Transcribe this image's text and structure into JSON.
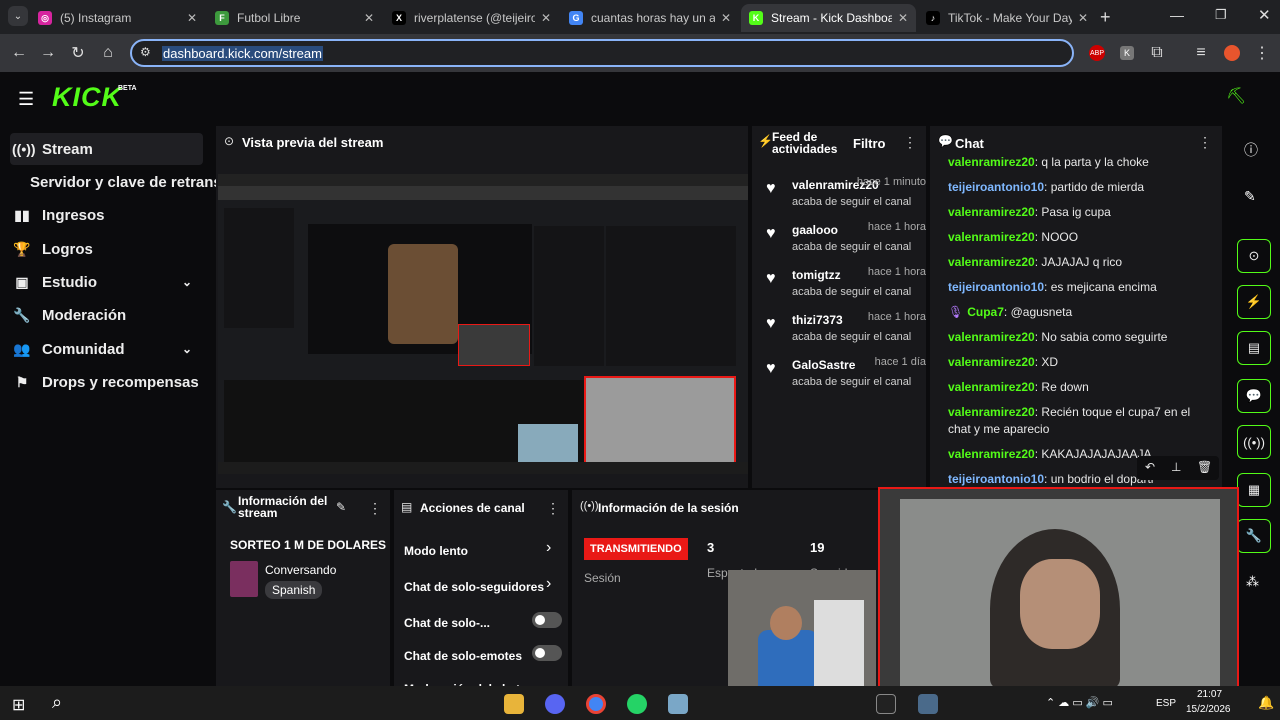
{
  "tabs": [
    {
      "title": "(5) Instagram",
      "color": "#d6249f",
      "glyph": "◎"
    },
    {
      "title": "Futbol Libre",
      "color": "#3d9a3d",
      "glyph": "F"
    },
    {
      "title": "riverplatense (@teijeiroant",
      "color": "#000000",
      "glyph": "X"
    },
    {
      "title": "cuantas horas hay un año",
      "color": "#4285f4",
      "glyph": "G"
    },
    {
      "title": "Stream - Kick Dashboard",
      "color": "#53fc18",
      "glyph": "K"
    },
    {
      "title": "TikTok - Make Your Day",
      "color": "#000000",
      "glyph": "♪"
    }
  ],
  "browser": {
    "url": "dashboard.kick.com/stream",
    "new_tab": "+"
  },
  "kick": {
    "logo": "KICK",
    "beta": "BETA"
  },
  "sidebar": {
    "items": [
      {
        "label": "Stream",
        "icon": "broadcast-icon",
        "glyph": "((•))"
      },
      {
        "label": "Servidor y clave de retransm",
        "icon": "",
        "glyph": ""
      },
      {
        "label": "Ingresos",
        "icon": "bar-chart-icon",
        "glyph": "▮▮"
      },
      {
        "label": "Logros",
        "icon": "trophy-icon",
        "glyph": "🏆"
      },
      {
        "label": "Estudio",
        "icon": "studio-icon",
        "glyph": "▣"
      },
      {
        "label": "Moderación",
        "icon": "wrench-icon",
        "glyph": "🔧"
      },
      {
        "label": "Comunidad",
        "icon": "people-icon",
        "glyph": "👥"
      },
      {
        "label": "Drops y recompensas",
        "icon": "drops-icon",
        "glyph": "⚑"
      }
    ]
  },
  "preview": {
    "title": "Vista previa del stream"
  },
  "feed": {
    "title": "Feed de actividades",
    "filter": "Filtro",
    "items": [
      {
        "name": "valenramirez20",
        "time": "hace 1 minuto",
        "action": "acaba de seguir el canal"
      },
      {
        "name": "gaalooo",
        "time": "hace 1 hora",
        "action": "acaba de seguir el canal"
      },
      {
        "name": "tomigtzz",
        "time": "hace 1 hora",
        "action": "acaba de seguir el canal"
      },
      {
        "name": "thizi7373",
        "time": "hace 1 hora",
        "action": "acaba de seguir el canal"
      },
      {
        "name": "GaloSastre",
        "time": "hace 1 día",
        "action": "acaba de seguir el canal"
      }
    ]
  },
  "chat": {
    "title": "Chat",
    "messages": [
      {
        "user": "valenramirez20",
        "text": "q la parta y la choke",
        "color": "#53fc18"
      },
      {
        "user": "teijeiroantonio10",
        "text": "partido de mierda",
        "color": "#7fb8ff"
      },
      {
        "user": "valenramirez20",
        "text": "Pasa ig cupa",
        "color": "#53fc18"
      },
      {
        "user": "valenramirez20",
        "text": "NOOO",
        "color": "#53fc18"
      },
      {
        "user": "valenramirez20",
        "text": "JAJAJAJ q rico",
        "color": "#53fc18"
      },
      {
        "user": "teijeiroantonio10",
        "text": "es mejicana encima",
        "color": "#7fb8ff"
      },
      {
        "user": "Cupa7",
        "text": "@agusneta",
        "color": "#53fc18"
      },
      {
        "user": "valenramirez20",
        "text": "No sabia como seguirte",
        "color": "#53fc18"
      },
      {
        "user": "valenramirez20",
        "text": "XD",
        "color": "#53fc18"
      },
      {
        "user": "valenramirez20",
        "text": "Re down",
        "color": "#53fc18"
      },
      {
        "user": "valenramirez20",
        "text": "Recién toque el cupa7 en el chat y me aparecio",
        "color": "#53fc18"
      },
      {
        "user": "valenramirez20",
        "text": "KAKAJAJAJAJAAJA",
        "color": "#53fc18"
      },
      {
        "user": "teijeiroantonio10",
        "text": "un bodrio el doparti",
        "color": "#7fb8ff"
      }
    ]
  },
  "stream_info": {
    "title": "Información del stream",
    "stream_title": "SORTEO 1 M DE DOLARES",
    "category": "Conversando",
    "language": "Spanish"
  },
  "channel_actions": {
    "title": "Acciones de canal",
    "items": [
      {
        "label": "Modo lento",
        "type": "arrow"
      },
      {
        "label": "Chat de solo-seguidores",
        "type": "arrow"
      },
      {
        "label": "Chat de solo-...",
        "type": "toggle"
      },
      {
        "label": "Chat de solo-emotes",
        "type": "toggle"
      },
      {
        "label": "Moderación del chat",
        "type": "none"
      }
    ]
  },
  "session": {
    "title": "Información de la sesión",
    "status": "TRANSMITIENDO",
    "status_label": "Sesión",
    "viewers": "3",
    "viewers_label": "Espectadores",
    "followers": "19",
    "followers_label": "Seguidores"
  },
  "taskbar": {
    "lang": "ESP",
    "time": "21:07",
    "date": "15/2/2026"
  },
  "colors": {
    "kick_green": "#53fc18",
    "live_red": "#e91916"
  }
}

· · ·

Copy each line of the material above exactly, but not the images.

**OUTPUT OF THE EXERCISE**.
Transcribe this image's text and structure into JSON.
{
  "tabs": [
    {
      "title": "(5) Instagram",
      "color": "#d6249f",
      "glyph": "◎"
    },
    {
      "title": "Futbol Libre",
      "color": "#3d9a3d",
      "glyph": "F"
    },
    {
      "title": "riverplatense (@teijeiroant",
      "color": "#000000",
      "glyph": "X"
    },
    {
      "title": "cuantas horas hay un año",
      "color": "#4285f4",
      "glyph": "G"
    },
    {
      "title": "Stream - Kick Dashboard",
      "color": "#53fc18",
      "glyph": "K"
    },
    {
      "title": "TikTok - Make Your Day",
      "color": "#000000",
      "glyph": "♪"
    }
  ],
  "browser": {
    "url": "dashboard.kick.com/stream",
    "new_tab": "+"
  },
  "kick": {
    "logo": "KICK",
    "beta": "BETA"
  },
  "sidebar": {
    "items": [
      {
        "label": "Stream",
        "icon": "broadcast-icon",
        "glyph": "((•))"
      },
      {
        "label": "Servidor y clave de retransm",
        "icon": "",
        "glyph": ""
      },
      {
        "label": "Ingresos",
        "icon": "bar-chart-icon",
        "glyph": "▮▮"
      },
      {
        "label": "Logros",
        "icon": "trophy-icon",
        "glyph": "🏆"
      },
      {
        "label": "Estudio",
        "icon": "studio-icon",
        "glyph": "▣"
      },
      {
        "label": "Moderación",
        "icon": "wrench-icon",
        "glyph": "🔧"
      },
      {
        "label": "Comunidad",
        "icon": "people-icon",
        "glyph": "👥"
      },
      {
        "label": "Drops y recompensas",
        "icon": "drops-icon",
        "glyph": "⚑"
      }
    ]
  },
  "preview": {
    "title": "Vista previa del stream"
  },
  "feed": {
    "title": "Feed de actividades",
    "filter": "Filtro",
    "items": [
      {
        "name": "valenramirez20",
        "time": "hace 1 minuto",
        "action": "acaba de seguir el canal"
      },
      {
        "name": "gaalooo",
        "time": "hace 1 hora",
        "action": "acaba de seguir el canal"
      },
      {
        "name": "tomigtzz",
        "time": "hace 1 hora",
        "action": "acaba de seguir el canal"
      },
      {
        "name": "thizi7373",
        "time": "hace 1 hora",
        "action": "acaba de seguir el canal"
      },
      {
        "name": "GaloSastre",
        "time": "hace 1 día",
        "action": "acaba de seguir el canal"
      }
    ]
  },
  "chat": {
    "title": "Chat",
    "messages": [
      {
        "user": "valenramirez20",
        "text": "q la parta y la choke",
        "color": "#53fc18"
      },
      {
        "user": "teijeiroantonio10",
        "text": "partido de mierda",
        "color": "#7fb8ff"
      },
      {
        "user": "valenramirez20",
        "text": "Pasa ig cupa",
        "color": "#53fc18"
      },
      {
        "user": "valenramirez20",
        "text": "NOOO",
        "color": "#53fc18"
      },
      {
        "user": "valenramirez20",
        "text": "JAJAJAJ q rico",
        "color": "#53fc18"
      },
      {
        "user": "teijeiroantonio10",
        "text": "es mejicana encima",
        "color": "#7fb8ff"
      },
      {
        "user": "Cupa7",
        "text": "@agusneta",
        "color": "#53fc18"
      },
      {
        "user": "valenramirez20",
        "text": "No sabia como seguirte",
        "color": "#53fc18"
      },
      {
        "user": "valenramirez20",
        "text": "XD",
        "color": "#53fc18"
      },
      {
        "user": "valenramirez20",
        "text": "Re down",
        "color": "#53fc18"
      },
      {
        "user": "valenramirez20",
        "text": "Recién toque el cupa7 en el chat y me aparecio",
        "color": "#53fc18"
      },
      {
        "user": "valenramirez20",
        "text": "KAKAJAJAJAJAAJA",
        "color": "#53fc18"
      },
      {
        "user": "teijeiroantonio10",
        "text": "un bodrio el doparti",
        "color": "#7fb8ff"
      }
    ]
  },
  "stream_info": {
    "title": "Información del stream",
    "stream_title": "SORTEO 1 M DE DOLARES",
    "category": "Conversando",
    "language": "Spanish"
  },
  "channel_actions": {
    "title": "Acciones de canal",
    "items": [
      {
        "label": "Modo lento",
        "type": "arrow"
      },
      {
        "label": "Chat de solo-seguidores",
        "type": "arrow"
      },
      {
        "label": "Chat de solo-...",
        "type": "toggle"
      },
      {
        "label": "Chat de solo-emotes",
        "type": "toggle"
      },
      {
        "label": "Moderación del chat",
        "type": "none"
      }
    ]
  },
  "session": {
    "title": "Información de la sesión",
    "status": "TRANSMITIENDO",
    "status_label": "Sesión",
    "viewers": "3",
    "viewers_label": "Espectadores",
    "followers": "19",
    "followers_label": "Seguidores"
  },
  "taskbar": {
    "lang": "ESP",
    "time": "21:07",
    "date": "15/2/2026"
  },
  "colors": {
    "kick_green": "#53fc18",
    "live_red": "#e91916"
  }
}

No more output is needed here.